» Work to be completed
Set down each entry again exactly as written.

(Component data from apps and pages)
────────────────

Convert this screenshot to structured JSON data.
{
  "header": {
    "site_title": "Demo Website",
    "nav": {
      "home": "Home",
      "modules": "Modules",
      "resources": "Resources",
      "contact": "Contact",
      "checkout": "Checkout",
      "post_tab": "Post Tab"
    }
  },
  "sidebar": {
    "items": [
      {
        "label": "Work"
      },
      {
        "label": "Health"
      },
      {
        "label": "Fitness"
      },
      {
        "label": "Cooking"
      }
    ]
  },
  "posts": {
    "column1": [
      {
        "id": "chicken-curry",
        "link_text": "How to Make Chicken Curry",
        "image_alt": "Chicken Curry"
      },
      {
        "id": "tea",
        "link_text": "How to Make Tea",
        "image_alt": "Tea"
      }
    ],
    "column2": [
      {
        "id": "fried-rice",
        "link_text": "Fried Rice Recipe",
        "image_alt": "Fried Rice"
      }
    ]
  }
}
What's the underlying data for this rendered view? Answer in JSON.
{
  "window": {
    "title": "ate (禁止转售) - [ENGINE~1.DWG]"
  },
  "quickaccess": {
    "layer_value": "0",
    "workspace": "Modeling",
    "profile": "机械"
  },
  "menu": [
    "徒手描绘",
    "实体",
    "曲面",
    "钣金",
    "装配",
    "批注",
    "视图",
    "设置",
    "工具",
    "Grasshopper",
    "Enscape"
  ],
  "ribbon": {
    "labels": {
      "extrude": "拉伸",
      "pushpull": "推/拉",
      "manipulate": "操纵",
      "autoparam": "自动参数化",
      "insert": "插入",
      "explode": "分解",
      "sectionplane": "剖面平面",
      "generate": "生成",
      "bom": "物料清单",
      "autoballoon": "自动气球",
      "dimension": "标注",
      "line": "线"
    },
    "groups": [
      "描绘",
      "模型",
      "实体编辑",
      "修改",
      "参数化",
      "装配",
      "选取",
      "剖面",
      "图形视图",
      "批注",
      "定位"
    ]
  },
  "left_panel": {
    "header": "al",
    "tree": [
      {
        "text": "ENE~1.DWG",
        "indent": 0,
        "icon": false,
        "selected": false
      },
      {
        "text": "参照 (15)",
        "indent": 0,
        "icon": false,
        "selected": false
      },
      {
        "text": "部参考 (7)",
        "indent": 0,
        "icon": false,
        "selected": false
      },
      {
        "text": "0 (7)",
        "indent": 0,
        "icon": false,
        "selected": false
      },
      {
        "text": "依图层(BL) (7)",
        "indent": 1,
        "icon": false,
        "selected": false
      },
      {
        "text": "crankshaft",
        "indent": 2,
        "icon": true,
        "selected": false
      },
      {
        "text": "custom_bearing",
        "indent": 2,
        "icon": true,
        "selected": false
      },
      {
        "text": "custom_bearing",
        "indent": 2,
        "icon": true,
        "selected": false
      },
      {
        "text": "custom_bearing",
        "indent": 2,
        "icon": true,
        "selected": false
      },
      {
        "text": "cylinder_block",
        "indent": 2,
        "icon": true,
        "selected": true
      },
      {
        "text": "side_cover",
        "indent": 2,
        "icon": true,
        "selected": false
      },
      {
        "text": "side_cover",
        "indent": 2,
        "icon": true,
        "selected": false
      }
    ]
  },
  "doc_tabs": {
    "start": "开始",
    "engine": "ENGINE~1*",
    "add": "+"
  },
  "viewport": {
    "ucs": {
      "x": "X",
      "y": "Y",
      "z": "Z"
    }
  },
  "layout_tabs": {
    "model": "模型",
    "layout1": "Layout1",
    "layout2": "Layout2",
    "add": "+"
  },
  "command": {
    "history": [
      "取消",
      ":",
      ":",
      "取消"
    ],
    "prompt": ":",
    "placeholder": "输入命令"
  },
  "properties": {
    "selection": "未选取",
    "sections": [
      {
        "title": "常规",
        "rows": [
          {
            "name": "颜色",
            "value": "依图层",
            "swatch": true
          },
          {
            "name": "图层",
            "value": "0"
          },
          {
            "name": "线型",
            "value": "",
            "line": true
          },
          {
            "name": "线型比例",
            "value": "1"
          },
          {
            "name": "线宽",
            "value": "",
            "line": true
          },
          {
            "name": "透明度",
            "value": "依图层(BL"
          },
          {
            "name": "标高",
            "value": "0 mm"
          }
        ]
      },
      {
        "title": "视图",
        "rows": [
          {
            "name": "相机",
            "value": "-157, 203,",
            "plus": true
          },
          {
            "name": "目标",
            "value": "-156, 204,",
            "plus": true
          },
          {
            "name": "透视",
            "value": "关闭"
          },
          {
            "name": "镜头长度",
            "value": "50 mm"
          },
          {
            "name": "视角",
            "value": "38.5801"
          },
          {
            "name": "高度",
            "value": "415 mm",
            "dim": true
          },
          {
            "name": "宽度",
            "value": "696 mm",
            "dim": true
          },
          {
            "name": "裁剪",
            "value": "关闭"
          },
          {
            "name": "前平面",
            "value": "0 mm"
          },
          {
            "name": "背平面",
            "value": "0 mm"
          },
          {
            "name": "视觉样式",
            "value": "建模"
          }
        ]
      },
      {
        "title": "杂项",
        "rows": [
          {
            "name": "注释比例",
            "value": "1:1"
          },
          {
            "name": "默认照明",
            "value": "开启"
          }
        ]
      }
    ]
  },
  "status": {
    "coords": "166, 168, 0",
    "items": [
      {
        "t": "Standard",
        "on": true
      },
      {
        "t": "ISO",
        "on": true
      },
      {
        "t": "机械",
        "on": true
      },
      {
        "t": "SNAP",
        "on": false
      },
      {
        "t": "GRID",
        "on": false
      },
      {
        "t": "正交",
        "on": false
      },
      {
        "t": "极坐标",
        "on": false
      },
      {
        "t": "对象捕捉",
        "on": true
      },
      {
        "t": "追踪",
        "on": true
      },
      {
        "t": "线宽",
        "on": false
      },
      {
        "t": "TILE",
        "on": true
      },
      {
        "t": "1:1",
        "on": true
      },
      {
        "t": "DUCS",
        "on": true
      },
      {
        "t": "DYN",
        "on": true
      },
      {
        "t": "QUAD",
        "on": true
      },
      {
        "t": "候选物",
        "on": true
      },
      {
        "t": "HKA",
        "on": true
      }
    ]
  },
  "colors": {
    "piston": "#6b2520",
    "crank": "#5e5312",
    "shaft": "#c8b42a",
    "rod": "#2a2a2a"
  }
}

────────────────

» Solution to this task
Convert this screenshot to structured JSON data.
{
  "header": {
    "site_title": "Demo Website",
    "nav": {
      "home": "Home",
      "modules": "Modules",
      "resources": "Resources",
      "contact": "Contact",
      "checkout": "Checkout",
      "post_tab": "Post Tab"
    }
  },
  "sidebar": {
    "items": [
      {
        "label": "Work"
      },
      {
        "label": "Health"
      },
      {
        "label": "Fitness"
      },
      {
        "label": "Cooking"
      }
    ]
  },
  "posts": {
    "column1": [
      {
        "id": "chicken-curry",
        "link_text": "How to Make Chicken Curry",
        "image_alt": "Chicken Curry"
      },
      {
        "id": "tea",
        "link_text": "How to Make Tea",
        "image_alt": "Tea"
      }
    ],
    "column2": [
      {
        "id": "fried-rice",
        "link_text": "Fried Rice Recipe",
        "image_alt": "Fried Rice"
      }
    ]
  }
}
What's the underlying data for this rendered view? Answer in JSON.
{
  "window": {
    "title": "ate (禁止转售) - [ENGINE~1.DWG]"
  },
  "quickaccess": {
    "layer_value": "0",
    "workspace": "Modeling",
    "profile": "机械"
  },
  "menu": [
    "徒手描绘",
    "实体",
    "曲面",
    "钣金",
    "装配",
    "批注",
    "视图",
    "设置",
    "工具",
    "Grasshopper",
    "Enscape"
  ],
  "ribbon": {
    "labels": {
      "extrude": "拉伸",
      "pushpull": "推/拉",
      "manipulate": "操纵",
      "autoparam": "自动参数化",
      "insert": "插入",
      "explode": "分解",
      "sectionplane": "剖面平面",
      "generate": "生成",
      "bom": "物料清单",
      "autoballoon": "自动气球",
      "dimension": "标注",
      "line": "线"
    },
    "groups": [
      "描绘",
      "模型",
      "实体编辑",
      "修改",
      "参数化",
      "装配",
      "选取",
      "剖面",
      "图形视图",
      "批注",
      "定位"
    ]
  },
  "left_panel": {
    "header": "al",
    "tree": [
      {
        "text": "ENE~1.DWG",
        "indent": 0,
        "icon": false,
        "selected": false
      },
      {
        "text": "参照 (15)",
        "indent": 0,
        "icon": false,
        "selected": false
      },
      {
        "text": "部参考 (7)",
        "indent": 0,
        "icon": false,
        "selected": false
      },
      {
        "text": "0 (7)",
        "indent": 0,
        "icon": false,
        "selected": false
      },
      {
        "text": "依图层(BL) (7)",
        "indent": 1,
        "icon": false,
        "selected": false
      },
      {
        "text": "crankshaft",
        "indent": 2,
        "icon": true,
        "selected": false
      },
      {
        "text": "custom_bearing",
        "indent": 2,
        "icon": true,
        "selected": false
      },
      {
        "text": "custom_bearing",
        "indent": 2,
        "icon": true,
        "selected": false
      },
      {
        "text": "custom_bearing",
        "indent": 2,
        "icon": true,
        "selected": false
      },
      {
        "text": "cylinder_block",
        "indent": 2,
        "icon": true,
        "selected": true
      },
      {
        "text": "side_cover",
        "indent": 2,
        "icon": true,
        "selected": false
      },
      {
        "text": "side_cover",
        "indent": 2,
        "icon": true,
        "selected": false
      }
    ]
  },
  "doc_tabs": {
    "start": "开始",
    "engine": "ENGINE~1*",
    "add": "+"
  },
  "viewport": {
    "ucs": {
      "x": "X",
      "y": "Y",
      "z": "Z"
    }
  },
  "layout_tabs": {
    "model": "模型",
    "layout1": "Layout1",
    "layout2": "Layout2",
    "add": "+"
  },
  "command": {
    "history": [
      "取消",
      ":",
      ":",
      "取消"
    ],
    "prompt": ":",
    "placeholder": "输入命令"
  },
  "properties": {
    "selection": "未选取",
    "sections": [
      {
        "title": "常规",
        "rows": [
          {
            "name": "颜色",
            "value": "依图层",
            "swatch": true
          },
          {
            "name": "图层",
            "value": "0"
          },
          {
            "name": "线型",
            "value": "",
            "line": true
          },
          {
            "name": "线型比例",
            "value": "1"
          },
          {
            "name": "线宽",
            "value": "",
            "line": true
          },
          {
            "name": "透明度",
            "value": "依图层(BL"
          },
          {
            "name": "标高",
            "value": "0 mm"
          }
        ]
      },
      {
        "title": "视图",
        "rows": [
          {
            "name": "相机",
            "value": "-157, 203,",
            "plus": true
          },
          {
            "name": "目标",
            "value": "-156, 204,",
            "plus": true
          },
          {
            "name": "透视",
            "value": "关闭"
          },
          {
            "name": "镜头长度",
            "value": "50 mm"
          },
          {
            "name": "视角",
            "value": "38.5801"
          },
          {
            "name": "高度",
            "value": "415 mm",
            "dim": true
          },
          {
            "name": "宽度",
            "value": "696 mm",
            "dim": true
          },
          {
            "name": "裁剪",
            "value": "关闭"
          },
          {
            "name": "前平面",
            "value": "0 mm"
          },
          {
            "name": "背平面",
            "value": "0 mm"
          },
          {
            "name": "视觉样式",
            "value": "建模"
          }
        ]
      },
      {
        "title": "杂项",
        "rows": [
          {
            "name": "注释比例",
            "value": "1:1"
          },
          {
            "name": "默认照明",
            "value": "开启"
          }
        ]
      }
    ]
  },
  "status": {
    "coords": "166, 168, 0",
    "items": [
      {
        "t": "Standard",
        "on": true
      },
      {
        "t": "ISO",
        "on": true
      },
      {
        "t": "机械",
        "on": true
      },
      {
        "t": "SNAP",
        "on": false
      },
      {
        "t": "GRID",
        "on": false
      },
      {
        "t": "正交",
        "on": false
      },
      {
        "t": "极坐标",
        "on": false
      },
      {
        "t": "对象捕捉",
        "on": true
      },
      {
        "t": "追踪",
        "on": true
      },
      {
        "t": "线宽",
        "on": false
      },
      {
        "t": "TILE",
        "on": true
      },
      {
        "t": "1:1",
        "on": true
      },
      {
        "t": "DUCS",
        "on": true
      },
      {
        "t": "DYN",
        "on": true
      },
      {
        "t": "QUAD",
        "on": true
      },
      {
        "t": "候选物",
        "on": true
      },
      {
        "t": "HKA",
        "on": true
      }
    ]
  },
  "colors": {
    "piston": "#6b2520",
    "crank": "#5e5312",
    "shaft": "#c8b42a",
    "rod": "#2a2a2a"
  }
}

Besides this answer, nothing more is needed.